Flux Weighted Temperature
In my two previous posts (“Why does load matter?” & “Projecting Future Load – Compound Growth”), I used the phrase, “Flux Weighted Temperature.” Since we coined that term at Novinium, I have an obligation to define it. In mass transfer, flux is the mass that flows through a unit area per unit time. In the illustration nearby, the arrows show the flux of fluid through the cable radius as it exudes out of the insulation shield into the adjacent soil. Exudation flux is the flux at the insulation shield outside diameter1 and is a one-way affair. Once fluid hits the infinite dilution of the soil, it is quickly transported away and metabolized by the flora and fauna in the soil. The cable manufacturers call this exudation flux “sweat-out.” Certain volatile components may sweat-out of the insulation shortly after the cable is manufactured, leaving beads of fluid on the surface. Within the field of rejuvenation, sweat-out is not a good metaphor, because the exudation flux is so very small, there is no obvious indication that it is occurring at all.

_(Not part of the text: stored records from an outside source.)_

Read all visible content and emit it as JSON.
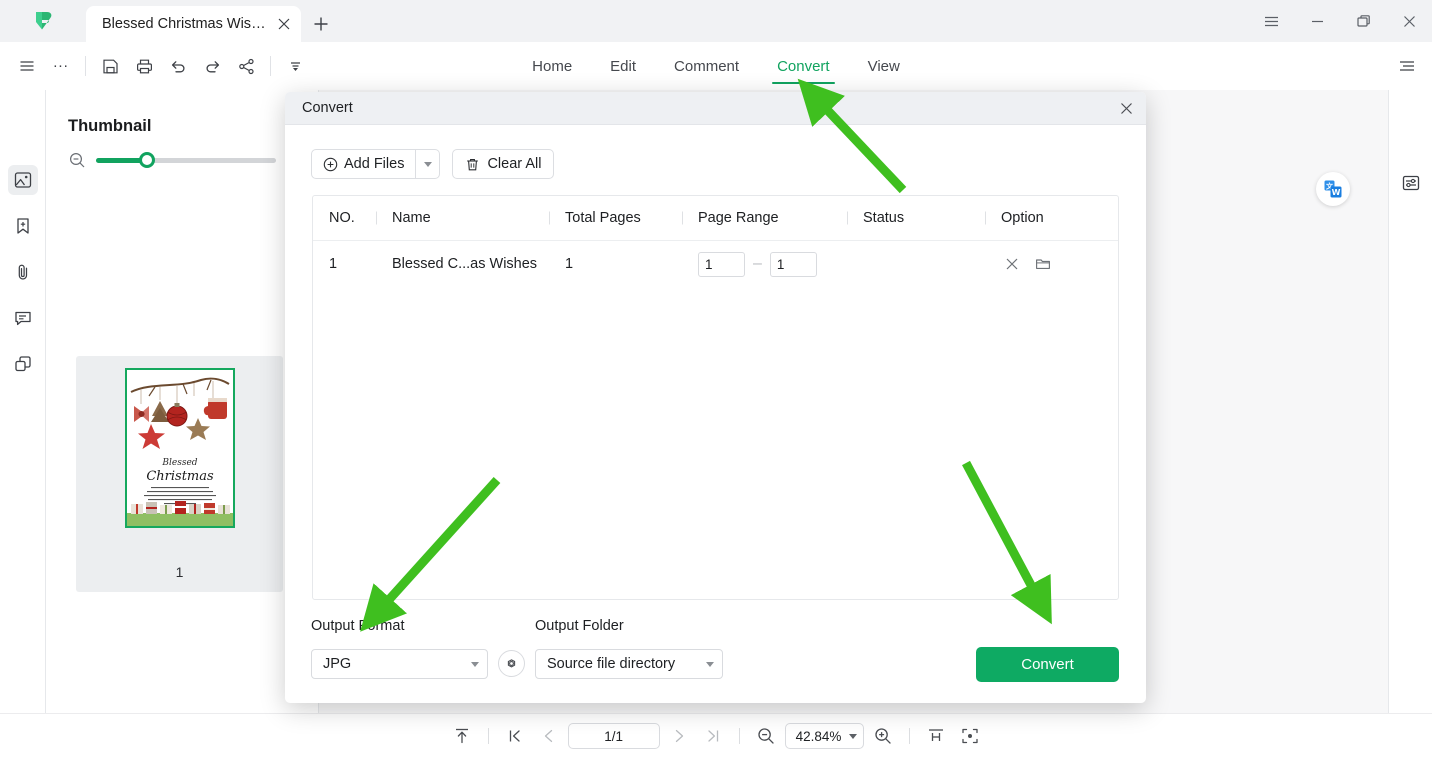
{
  "window": {
    "tab_title": "Blessed Christmas Wishe...",
    "tab_close_icon": "close-icon",
    "new_tab_icon": "plus-icon",
    "controls": [
      "hamburger-menu-icon",
      "minimize-icon",
      "restore-icon",
      "close-icon"
    ]
  },
  "toolbar": {
    "icons": [
      "hamburger-icon",
      "more-icon",
      "save-icon",
      "print-icon",
      "undo-icon",
      "redo-icon",
      "share-icon",
      "customize-icon"
    ],
    "more_label": "...",
    "collapse_ribbon_icon": "collapse-ribbon-icon"
  },
  "menu": {
    "items": [
      {
        "label": "Home",
        "active": false
      },
      {
        "label": "Edit",
        "active": false
      },
      {
        "label": "Comment",
        "active": false
      },
      {
        "label": "Convert",
        "active": true
      },
      {
        "label": "View",
        "active": false
      }
    ],
    "active_color": "#11a35f"
  },
  "rail": {
    "items": [
      {
        "name": "sidebar-item-thumbnail",
        "icon": "thumbnail-icon",
        "active": true
      },
      {
        "name": "sidebar-item-bookmark",
        "icon": "bookmark-add-icon",
        "active": false
      },
      {
        "name": "sidebar-item-attachment",
        "icon": "paperclip-icon",
        "active": false
      },
      {
        "name": "sidebar-item-comment",
        "icon": "comment-icon",
        "active": false
      },
      {
        "name": "sidebar-item-layers",
        "icon": "layers-icon",
        "active": false
      }
    ]
  },
  "thumbnail_panel": {
    "title": "Thumbnail",
    "collapse_icon": "chevron-right-icon",
    "zoom_out_icon": "zoom-out-icon",
    "zoom_in_icon": "zoom-in-icon",
    "slider_value": 26,
    "page_label": "1",
    "card": {
      "heading_script": "Blessed",
      "heading_main": "Christmas"
    }
  },
  "right_panel": {
    "translate_icon": "translate-word-icon",
    "properties_icon": "properties-panel-icon"
  },
  "dialog": {
    "title": "Convert",
    "close_icon": "close-icon",
    "add_files_label": "Add Files",
    "add_files_icon": "plus-circle-icon",
    "add_files_dropdown_icon": "chevron-down-icon",
    "clear_all_label": "Clear All",
    "clear_all_icon": "trash-icon",
    "table": {
      "columns": [
        "NO.",
        "Name",
        "Total Pages",
        "Page Range",
        "Status",
        "Option"
      ],
      "rows": [
        {
          "no": "1",
          "name": "Blessed C...as Wishes",
          "total_pages": "1",
          "page_range_from": "1",
          "page_range_to": "1",
          "range_separator": "–",
          "status": "",
          "option_icons": [
            "remove-icon",
            "folder-icon"
          ]
        }
      ]
    },
    "output_format_label": "Output Format",
    "output_format_value": "JPG",
    "output_format_settings_icon": "settings-gear-icon",
    "output_folder_label": "Output Folder",
    "output_folder_value": "Source file directory",
    "convert_button_label": "Convert",
    "convert_button_color": "#0eaa63"
  },
  "statusbar": {
    "fit_top_icon": "scroll-to-top-icon",
    "first_page_icon": "first-page-icon",
    "prev_page_icon": "previous-page-icon",
    "page_indicator": "1/1",
    "next_page_icon": "next-page-icon",
    "last_page_icon": "last-page-icon",
    "zoom_out_icon": "zoom-out-icon",
    "zoom_value": "42.84%",
    "zoom_in_icon": "zoom-in-icon",
    "fit_width_icon": "fit-width-icon",
    "fit_page_icon": "fit-page-icon"
  },
  "annotations": {
    "arrow_color": "#3fbf1f",
    "arrows": [
      {
        "name": "arrow-to-convert-tab",
        "points_to": "Convert"
      },
      {
        "name": "arrow-to-output-format",
        "points_to": "Output Format"
      },
      {
        "name": "arrow-to-convert-button",
        "points_to": "Convert button"
      }
    ]
  }
}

Flux is a non-linear function (Tech translation: That means it’s complicated!) of the dynamic temperature profile across the radius of the cable, the geometry of the cable, the materials of which the various layers of a cable are made, and the dynamic chemistry of the rejuvenation fluid. At Novinium we use a tool, which enjoys two U.S. patents, 7,643,977 and 7,848,912, to provide accurate estimates of the flux. We call this tool, MFlux. I introduced MFlux in an August 3, 2010 post, “40-year Life.”
The alternative to a flux weighted temperature would be a time weighted temperature. Assume for example that a cable spent 12 hours at a radially uniform 40°C and 12 hours at 20°C, the time weighted temperature would be 30°C. Time weighting would lead you grossly astray, because the exudation flux, while the cable is at 40°C, is almost an order of magnitude greater than the flux at 20°C. This is because permetion rates change by about a factor of 3 for each 10°C. If we apply flux weighting to this example the flux weighted temperature would be 39°C [(40°C x 12 hrs x 10 flux-weight + 30°C x 12 hrs x 1 FW) ∕ (12 hrs x 10 FW + 12 hrs x 1 flux-weight)].

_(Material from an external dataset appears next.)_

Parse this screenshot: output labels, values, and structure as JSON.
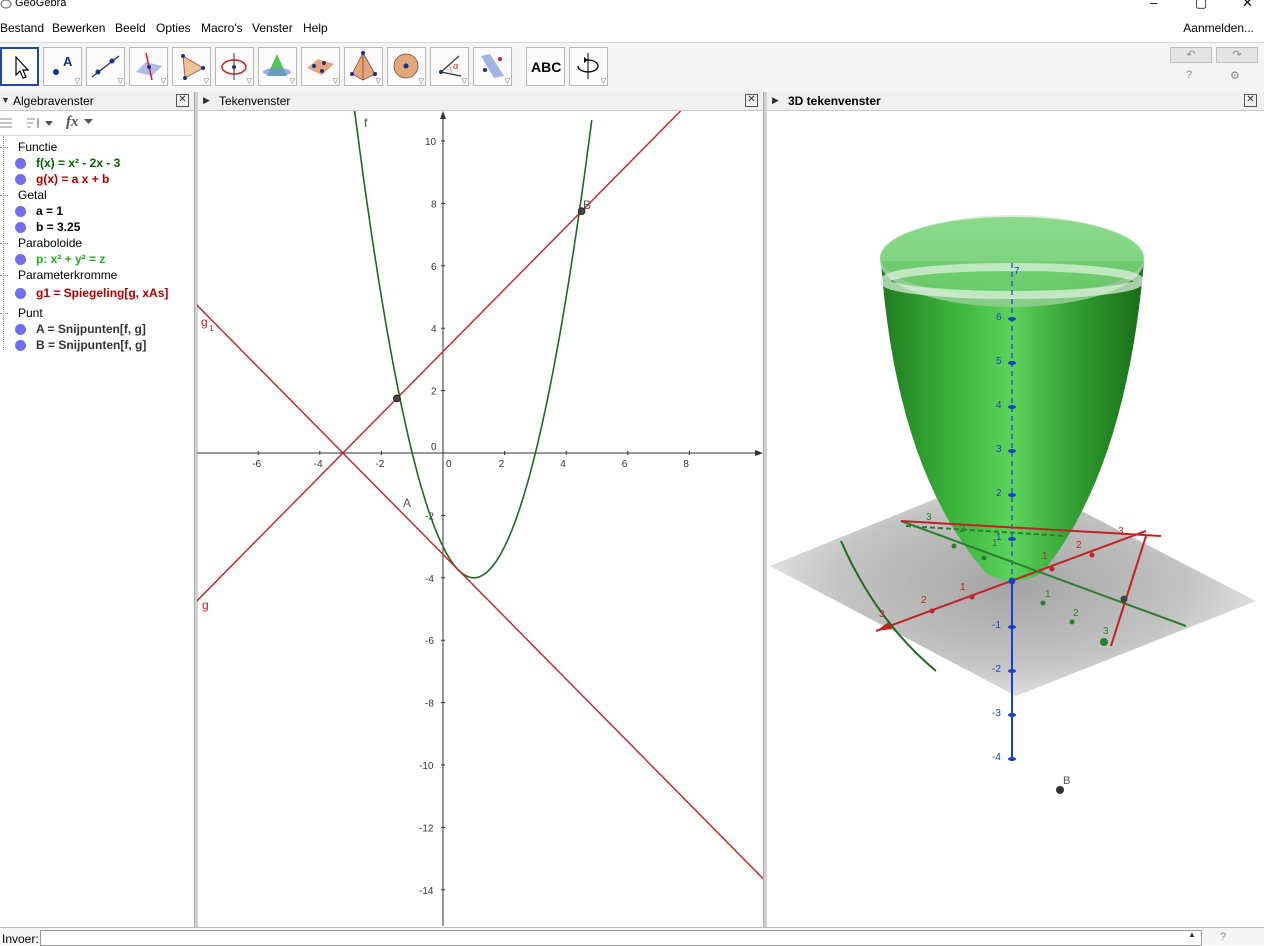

It is fortunate that cables do not have a radially uniform temperature profile as in the example of the previous paragraph. If they did, treatment fluids would exude much faster than they actually do. In fact, for all direct-buried cables with non-zero loads it is always warmer in the inner portions of the cable than the surrounding soil. Since the solubility in insulation and shield polymers of fluids in general, and rejuvenation fluids in particular, is greater at higher temperature, the exudation flux is greatly reduced. This is so, because the exudation flux is proportional to the difference in chemical potential or the fugacity2 of the fluid in the polymer. The fugacity gradient mitigates the inside-out concentration gradient. Let’s take that in pieces – last piece first. The concentration of the rejuvenation fluid in the soil around the cable is zero and has some value greater than zero inside the cable. The concentration gradient provides a second law3 driving force for fluid exudation. A healthy radial temperature profile reduces the chemical potential in the inner portions of the cable, but the exudation flux must still always be greater than zero.

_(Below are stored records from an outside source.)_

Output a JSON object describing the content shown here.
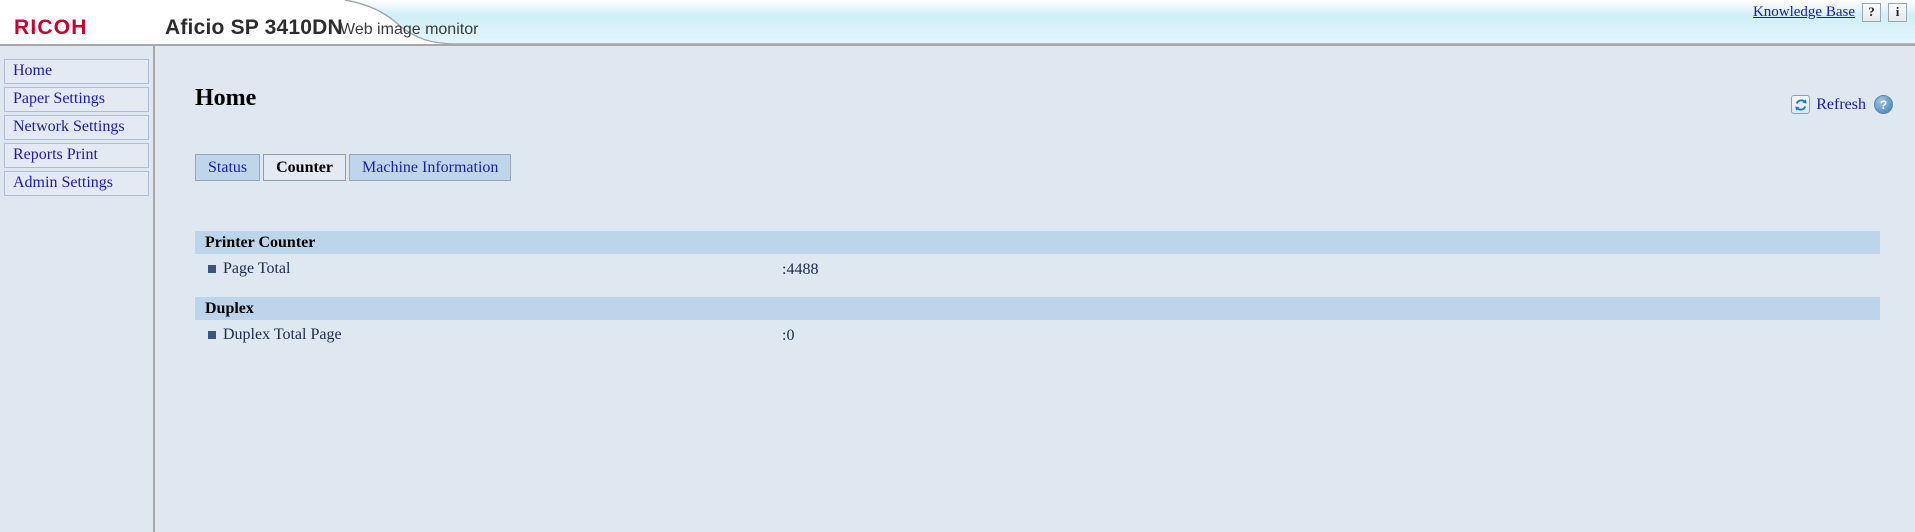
{
  "header": {
    "brand": "RICOH",
    "model": "Aficio SP 3410DN",
    "subtitle": "Web image monitor",
    "knowledge_base_label": "Knowledge Base",
    "help_button_label": "?",
    "info_button_label": "i"
  },
  "sidebar": {
    "items": [
      {
        "label": "Home"
      },
      {
        "label": "Paper Settings"
      },
      {
        "label": "Network Settings"
      },
      {
        "label": "Reports Print"
      },
      {
        "label": "Admin Settings"
      }
    ]
  },
  "main": {
    "page_title": "Home",
    "refresh_label": "Refresh",
    "help_icon_label": "?",
    "tabs": [
      {
        "label": "Status",
        "active": false
      },
      {
        "label": "Counter",
        "active": true
      },
      {
        "label": "Machine Information",
        "active": false
      }
    ],
    "sections": [
      {
        "title": "Printer Counter",
        "rows": [
          {
            "label": "Page Total",
            "value": ":4488"
          }
        ]
      },
      {
        "title": "Duplex",
        "rows": [
          {
            "label": "Duplex Total Page",
            "value": ":0"
          }
        ]
      }
    ]
  },
  "colors": {
    "brand_red": "#c8012e",
    "link_blue": "#1a1ab0",
    "page_bg": "#dfe7f1",
    "section_header_bg": "#bdd5ea",
    "tab_inactive_bg": "#bfd6ea",
    "header_curve_cyan": "#cdeef5"
  }
}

Only Novinium can calculate the flux weighted temperature. Only Novinium can use that knowledge to tailor the fluid delivery and fluid formulation to the requirements of an individual cable as described by U.S. Patent 7,611,748. Only from Novinium can you learn so much from a frog!
Resting on my flux weighted belly,
1If there were a jacket present, the exudation flux would be at the outside diameter of the jacket.
2To learn more about fugacity in cables, check out “Molecular Thermodynamics of Water in Direct-buried Power Cables,” from the Nov/Dec issue of IEEE Electrical Insulation Magazine.
3The second law of thermodynamics provides that entropy of a system always increases. In common language, systems become more disordered with time – if only it were not so. The concentration of rejuvenation fluid within a cable is an ordered state, compared to the disordered state of infinite dilution outside of the cable.